■ **Problem to work on**
Retype the entries below exactly, and keep every picture out of your version.

(Website and app data records)
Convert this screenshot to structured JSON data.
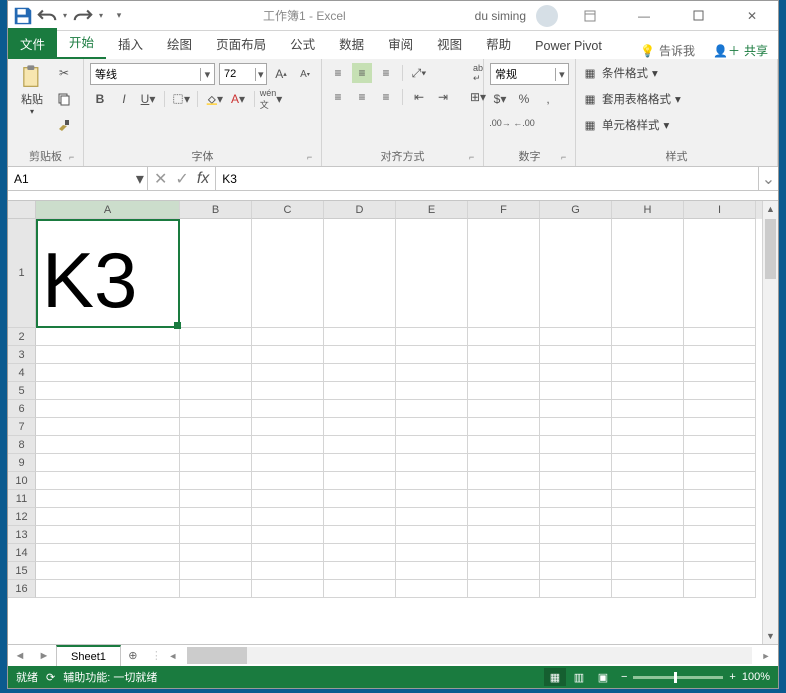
{
  "title": {
    "doc": "工作簿1",
    "app": "Excel",
    "user": "du siming"
  },
  "tabs": {
    "file": "文件",
    "home": "开始",
    "insert": "插入",
    "draw": "绘图",
    "layout": "页面布局",
    "formulas": "公式",
    "data": "数据",
    "review": "审阅",
    "view": "视图",
    "help": "帮助",
    "powerpivot": "Power Pivot",
    "tellme": "告诉我",
    "share": "共享"
  },
  "ribbon": {
    "paste": "粘贴",
    "clipboard": "剪贴板",
    "font_name": "等线",
    "font_size": "72",
    "font": "字体",
    "alignment": "对齐方式",
    "number_format": "常规",
    "number": "数字",
    "cond_format": "条件格式",
    "table_format": "套用表格格式",
    "cell_style": "单元格样式",
    "styles": "样式"
  },
  "formula": {
    "namebox": "A1",
    "value": "K3"
  },
  "columns": [
    "A",
    "B",
    "C",
    "D",
    "E",
    "F",
    "G",
    "H",
    "I"
  ],
  "row_heights": {
    "first": 109,
    "rest": 18
  },
  "row_count": 16,
  "cell_a1": "K3",
  "sheet": {
    "name": "Sheet1"
  },
  "status": {
    "ready": "就绪",
    "access": "辅助功能: 一切就绪",
    "zoom": "100%"
  }
}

■ **Output of the task**
Convert this screenshot to structured JSON data.
{
  "title": {
    "doc": "工作簿1",
    "app": "Excel",
    "user": "du siming"
  },
  "tabs": {
    "file": "文件",
    "home": "开始",
    "insert": "插入",
    "draw": "绘图",
    "layout": "页面布局",
    "formulas": "公式",
    "data": "数据",
    "review": "审阅",
    "view": "视图",
    "help": "帮助",
    "powerpivot": "Power Pivot",
    "tellme": "告诉我",
    "share": "共享"
  },
  "ribbon": {
    "paste": "粘贴",
    "clipboard": "剪贴板",
    "font_name": "等线",
    "font_size": "72",
    "font": "字体",
    "alignment": "对齐方式",
    "number_format": "常规",
    "number": "数字",
    "cond_format": "条件格式",
    "table_format": "套用表格格式",
    "cell_style": "单元格样式",
    "styles": "样式"
  },
  "formula": {
    "namebox": "A1",
    "value": "K3"
  },
  "columns": [
    "A",
    "B",
    "C",
    "D",
    "E",
    "F",
    "G",
    "H",
    "I"
  ],
  "row_heights": {
    "first": 109,
    "rest": 18
  },
  "row_count": 16,
  "cell_a1": "K3",
  "sheet": {
    "name": "Sheet1"
  },
  "status": {
    "ready": "就绪",
    "access": "辅助功能: 一切就绪",
    "zoom": "100%"
  }
}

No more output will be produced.